Poorly written SQL
When you're working as a data scientist, most of your data pre-processing and large parts of your feature generation will happen inside a database and thus be coded in SQL. I have worked on projects where 90% of the code base was written in SQL, even though this was 'only' the boring pre-processing and feature generation part. It's well known among data scientists that getting the right data in the right format for your analysis is often 80% of the work. Naturally, this means that writing 'good' SQL is crucial for the success of your project.
On the following pages, I will give a few recommendations, most of which I learned from not doing them and running into trouble because of it.
AVOID NESTED QUERIES. For some reason, every junior data scientist who starts writing SQL scripts will run into the trap of getting tangled in deeply nested SQL queries. The use of the WITH clause allows you to get a clearer structure by giving a sub-query a name and allowing it to be referenced in multiple places. While this is helpful, I recommend the use of persistent tables to save intermediate results. Instead of one query that does a dozen different things, you can create a sequence of queries, each of which does only one or two things and writes the result to a table with a meaningful name that can be used in several different places later in the script. Doing this is also helpful because it allows the database to optimize the execution plan of queries based on internal statistics.
USE CONTROL TABLES. Every time you process data, you are limiting your attention to a pre-defined set of objects in the real world. This can be a subset of customers, offers, products or transactions. This usually happens through filter conditions using the WHERE statement as well as INNER JOINs with tables that limit your number of records. These filters are often buried deep inside your SQL script, sometimes in multiple different places. Instead, try to create separate tables with the relevant records right at the beginning of your script. For example

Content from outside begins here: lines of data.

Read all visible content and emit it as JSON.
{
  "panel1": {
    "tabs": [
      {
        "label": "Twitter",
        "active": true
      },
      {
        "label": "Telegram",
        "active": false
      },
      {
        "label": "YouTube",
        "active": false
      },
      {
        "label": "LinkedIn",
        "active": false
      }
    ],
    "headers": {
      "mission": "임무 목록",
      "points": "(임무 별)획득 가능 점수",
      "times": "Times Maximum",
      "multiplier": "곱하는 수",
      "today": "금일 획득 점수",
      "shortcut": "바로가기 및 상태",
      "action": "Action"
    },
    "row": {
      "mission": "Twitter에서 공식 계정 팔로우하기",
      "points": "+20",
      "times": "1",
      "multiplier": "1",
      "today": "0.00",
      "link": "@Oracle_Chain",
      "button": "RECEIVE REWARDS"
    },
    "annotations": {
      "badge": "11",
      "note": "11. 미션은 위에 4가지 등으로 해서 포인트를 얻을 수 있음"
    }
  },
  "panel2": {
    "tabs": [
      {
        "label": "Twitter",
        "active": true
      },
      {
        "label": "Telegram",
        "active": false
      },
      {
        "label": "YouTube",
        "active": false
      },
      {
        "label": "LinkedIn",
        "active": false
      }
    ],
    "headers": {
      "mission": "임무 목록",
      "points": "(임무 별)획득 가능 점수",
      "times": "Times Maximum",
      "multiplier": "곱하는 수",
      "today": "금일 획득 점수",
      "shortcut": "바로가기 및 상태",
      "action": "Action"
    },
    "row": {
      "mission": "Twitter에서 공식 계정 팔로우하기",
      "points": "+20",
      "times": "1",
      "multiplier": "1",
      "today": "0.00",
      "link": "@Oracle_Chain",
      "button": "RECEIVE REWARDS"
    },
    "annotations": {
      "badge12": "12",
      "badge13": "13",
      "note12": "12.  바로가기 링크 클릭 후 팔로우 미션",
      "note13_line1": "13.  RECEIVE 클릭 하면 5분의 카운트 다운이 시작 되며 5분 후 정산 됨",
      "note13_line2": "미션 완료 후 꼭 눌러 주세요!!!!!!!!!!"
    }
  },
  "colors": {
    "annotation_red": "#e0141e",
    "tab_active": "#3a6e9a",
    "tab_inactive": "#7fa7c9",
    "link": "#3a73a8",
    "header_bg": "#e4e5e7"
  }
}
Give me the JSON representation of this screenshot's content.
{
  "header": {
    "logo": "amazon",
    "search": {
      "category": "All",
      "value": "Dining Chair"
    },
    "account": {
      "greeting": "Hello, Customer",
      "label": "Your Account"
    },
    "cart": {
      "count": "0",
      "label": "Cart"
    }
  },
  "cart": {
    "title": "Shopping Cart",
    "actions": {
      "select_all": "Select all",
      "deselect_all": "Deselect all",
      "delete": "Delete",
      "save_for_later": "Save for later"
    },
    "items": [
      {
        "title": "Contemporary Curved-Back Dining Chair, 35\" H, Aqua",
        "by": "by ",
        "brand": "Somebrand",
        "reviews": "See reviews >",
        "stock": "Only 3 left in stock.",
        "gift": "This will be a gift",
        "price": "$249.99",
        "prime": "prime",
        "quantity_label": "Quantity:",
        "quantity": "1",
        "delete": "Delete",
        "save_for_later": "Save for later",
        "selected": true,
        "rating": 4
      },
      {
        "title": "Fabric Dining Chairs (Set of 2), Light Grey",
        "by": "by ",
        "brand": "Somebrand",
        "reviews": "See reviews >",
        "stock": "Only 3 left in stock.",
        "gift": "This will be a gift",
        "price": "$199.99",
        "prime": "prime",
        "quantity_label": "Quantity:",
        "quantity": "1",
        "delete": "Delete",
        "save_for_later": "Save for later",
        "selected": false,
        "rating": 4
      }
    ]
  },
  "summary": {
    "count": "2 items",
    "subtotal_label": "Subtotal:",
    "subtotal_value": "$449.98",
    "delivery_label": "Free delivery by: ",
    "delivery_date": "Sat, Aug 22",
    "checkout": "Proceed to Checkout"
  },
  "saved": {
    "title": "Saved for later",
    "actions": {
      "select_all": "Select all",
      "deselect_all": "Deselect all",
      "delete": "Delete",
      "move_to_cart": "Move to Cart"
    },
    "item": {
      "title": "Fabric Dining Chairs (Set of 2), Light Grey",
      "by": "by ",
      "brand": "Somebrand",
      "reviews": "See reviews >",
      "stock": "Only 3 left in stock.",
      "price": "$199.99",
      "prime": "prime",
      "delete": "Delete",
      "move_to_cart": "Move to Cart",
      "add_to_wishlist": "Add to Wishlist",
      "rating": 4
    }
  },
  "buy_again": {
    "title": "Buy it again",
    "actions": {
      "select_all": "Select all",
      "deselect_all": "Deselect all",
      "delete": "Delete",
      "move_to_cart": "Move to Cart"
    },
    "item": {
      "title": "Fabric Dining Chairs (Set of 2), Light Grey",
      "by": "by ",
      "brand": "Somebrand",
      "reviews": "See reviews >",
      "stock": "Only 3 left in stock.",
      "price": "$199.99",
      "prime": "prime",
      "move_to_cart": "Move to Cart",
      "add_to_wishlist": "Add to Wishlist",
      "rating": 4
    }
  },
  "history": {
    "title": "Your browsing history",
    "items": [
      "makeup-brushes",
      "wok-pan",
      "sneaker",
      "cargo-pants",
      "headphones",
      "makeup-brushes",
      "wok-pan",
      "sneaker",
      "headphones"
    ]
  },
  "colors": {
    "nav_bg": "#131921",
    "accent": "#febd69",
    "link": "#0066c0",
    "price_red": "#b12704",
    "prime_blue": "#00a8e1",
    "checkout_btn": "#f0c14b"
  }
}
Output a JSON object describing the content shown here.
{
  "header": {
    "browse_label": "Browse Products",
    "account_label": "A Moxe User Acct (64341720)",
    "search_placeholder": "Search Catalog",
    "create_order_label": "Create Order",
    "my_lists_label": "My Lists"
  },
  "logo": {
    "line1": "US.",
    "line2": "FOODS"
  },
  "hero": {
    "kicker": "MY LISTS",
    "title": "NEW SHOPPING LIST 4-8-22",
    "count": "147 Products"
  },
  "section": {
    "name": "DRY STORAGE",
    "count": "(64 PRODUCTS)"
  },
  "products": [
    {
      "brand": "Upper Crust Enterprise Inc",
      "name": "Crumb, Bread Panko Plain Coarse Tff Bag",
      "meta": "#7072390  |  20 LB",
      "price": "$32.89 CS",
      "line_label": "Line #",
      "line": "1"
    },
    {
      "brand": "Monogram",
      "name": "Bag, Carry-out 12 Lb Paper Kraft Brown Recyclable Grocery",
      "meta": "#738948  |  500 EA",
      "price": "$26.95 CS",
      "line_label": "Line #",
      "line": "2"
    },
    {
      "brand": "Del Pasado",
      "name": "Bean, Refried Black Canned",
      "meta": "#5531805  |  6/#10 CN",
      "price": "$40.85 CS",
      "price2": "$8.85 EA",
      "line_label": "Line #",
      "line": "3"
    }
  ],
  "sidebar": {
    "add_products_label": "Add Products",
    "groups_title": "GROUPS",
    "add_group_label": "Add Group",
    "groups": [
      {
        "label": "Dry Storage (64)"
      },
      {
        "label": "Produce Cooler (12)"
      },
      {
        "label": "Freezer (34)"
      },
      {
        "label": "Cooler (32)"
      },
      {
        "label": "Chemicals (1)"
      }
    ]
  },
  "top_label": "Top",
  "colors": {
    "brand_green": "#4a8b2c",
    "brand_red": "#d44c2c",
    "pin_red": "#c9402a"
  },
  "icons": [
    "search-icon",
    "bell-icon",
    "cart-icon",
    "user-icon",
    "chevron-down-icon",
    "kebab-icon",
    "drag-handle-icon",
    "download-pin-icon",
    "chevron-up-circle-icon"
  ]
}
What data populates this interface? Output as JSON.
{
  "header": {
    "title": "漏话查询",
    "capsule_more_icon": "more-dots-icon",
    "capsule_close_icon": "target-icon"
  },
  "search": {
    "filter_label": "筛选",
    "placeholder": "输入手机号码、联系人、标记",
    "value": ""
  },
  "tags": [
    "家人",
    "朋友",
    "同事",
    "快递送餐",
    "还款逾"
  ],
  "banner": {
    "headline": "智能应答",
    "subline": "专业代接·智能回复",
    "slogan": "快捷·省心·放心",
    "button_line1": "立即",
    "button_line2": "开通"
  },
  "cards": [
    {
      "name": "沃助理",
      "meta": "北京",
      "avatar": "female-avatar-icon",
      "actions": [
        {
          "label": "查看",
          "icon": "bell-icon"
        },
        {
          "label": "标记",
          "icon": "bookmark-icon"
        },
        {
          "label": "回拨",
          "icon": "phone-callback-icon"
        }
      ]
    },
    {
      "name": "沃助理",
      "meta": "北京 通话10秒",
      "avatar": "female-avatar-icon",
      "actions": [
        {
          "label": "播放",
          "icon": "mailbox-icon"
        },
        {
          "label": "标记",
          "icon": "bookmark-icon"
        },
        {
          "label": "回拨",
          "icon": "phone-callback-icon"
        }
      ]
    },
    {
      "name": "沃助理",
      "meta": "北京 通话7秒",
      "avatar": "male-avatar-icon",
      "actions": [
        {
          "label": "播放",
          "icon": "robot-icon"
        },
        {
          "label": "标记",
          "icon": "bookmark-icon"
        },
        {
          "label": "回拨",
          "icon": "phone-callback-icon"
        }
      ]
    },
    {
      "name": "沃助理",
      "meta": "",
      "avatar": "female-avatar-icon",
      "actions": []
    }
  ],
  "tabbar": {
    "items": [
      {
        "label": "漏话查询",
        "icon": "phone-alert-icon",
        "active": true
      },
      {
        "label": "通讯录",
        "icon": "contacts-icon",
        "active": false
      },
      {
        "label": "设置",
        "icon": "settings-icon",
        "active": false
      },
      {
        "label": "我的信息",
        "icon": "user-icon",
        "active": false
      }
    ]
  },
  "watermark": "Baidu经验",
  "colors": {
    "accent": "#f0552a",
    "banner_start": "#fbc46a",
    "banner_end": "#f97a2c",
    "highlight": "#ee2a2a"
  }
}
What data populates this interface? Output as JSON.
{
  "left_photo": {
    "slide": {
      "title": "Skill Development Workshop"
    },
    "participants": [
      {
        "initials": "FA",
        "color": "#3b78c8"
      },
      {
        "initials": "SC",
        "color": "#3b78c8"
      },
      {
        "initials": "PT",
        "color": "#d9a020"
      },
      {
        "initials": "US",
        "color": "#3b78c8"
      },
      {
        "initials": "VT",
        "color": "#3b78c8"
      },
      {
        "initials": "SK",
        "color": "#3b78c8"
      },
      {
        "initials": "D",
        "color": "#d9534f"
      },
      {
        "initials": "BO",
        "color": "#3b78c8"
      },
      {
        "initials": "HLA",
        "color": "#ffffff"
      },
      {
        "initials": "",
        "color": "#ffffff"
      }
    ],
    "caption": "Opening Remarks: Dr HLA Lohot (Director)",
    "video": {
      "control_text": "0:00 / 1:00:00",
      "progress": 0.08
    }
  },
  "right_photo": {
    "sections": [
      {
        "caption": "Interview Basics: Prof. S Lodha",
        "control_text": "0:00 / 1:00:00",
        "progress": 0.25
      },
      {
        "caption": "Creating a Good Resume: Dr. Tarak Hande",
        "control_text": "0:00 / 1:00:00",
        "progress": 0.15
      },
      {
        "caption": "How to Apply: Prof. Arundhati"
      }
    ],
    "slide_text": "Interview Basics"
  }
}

  • one set with the relevant set of customers TEMP_SALESSTATS_RELEVANT_CUSTOMERS
  • one with the relevant set of offers TEMP_SALESSTATS_RELEVANT_OFFERS
  • and one with the relevant points of sales TEMP_SALESSTATS_RELEVANT_STORES
This brings clarity into your script because everybody reading it will be aware of how you define the scope of your analysis or process. If somebody ever wonders what filters you applied to the set of customers, he can simply search for the query that created TEMP_SALESSTATS_RELEVANT_CUSTOMERS and look at the source table and the filter conditions.
After executing the script, you can compare your result table CUSTOMER_SALESSTATS to the table TEMP_SALESSTATS_RELEVANT_CUSTOMERS from the beginning to see whether you lost any records along the way.
USE A GOOD AND CONSISTENT CODING STYLE. The importance of a clean and consistently applied coding style is obvious. It makes your code much easier to read and avoids confusion. The definition of a GOOD coding style is difficult because it's often very subjective. Unless your company provides a recommendation, simply chose what makes sense to you and apply it consistently. Many SQL tools like DBeaver allow the use of SQL formatters that are also adaptable to your preferences. If possible, select a style that can be created with an automatic formatter. If you work with a pre-existing code base, try to stick to the style used there unless you have a very good reason not to.
WRITE HELPFUL COMMENTS. A helpful comment tells you what a query is supposed to do. Do not simply describe what it does because everybody who can read SQL will see that. Instead, describe what you INTEND to do and WHY you are doing it. If there is an error in the query, having a comment that says what the author of the SQL actually WANTED to do is very helpful to fix it.
A word of caution: Comments are a double-edged sword. If somebody changes the code later but does not change the comment accordingly, you may up with a comment that lies about what the code actually does, which is confusing and misleading. Don't write too many comments, otherwise maintaining comments may end up taking just as much time as maintaining code. Good naming of tables and columns can make some comments obsolete.
Takeaways:
  • The majority of code in many data science projects is written in SQL, so writing good SQL is crucial to the success of the project
  • Avoid nested queries as they are confusing, hard to maintain, error-prone and inefficient.
  • Apply a consistent coding style. Try to use automatic formatting.
Copy link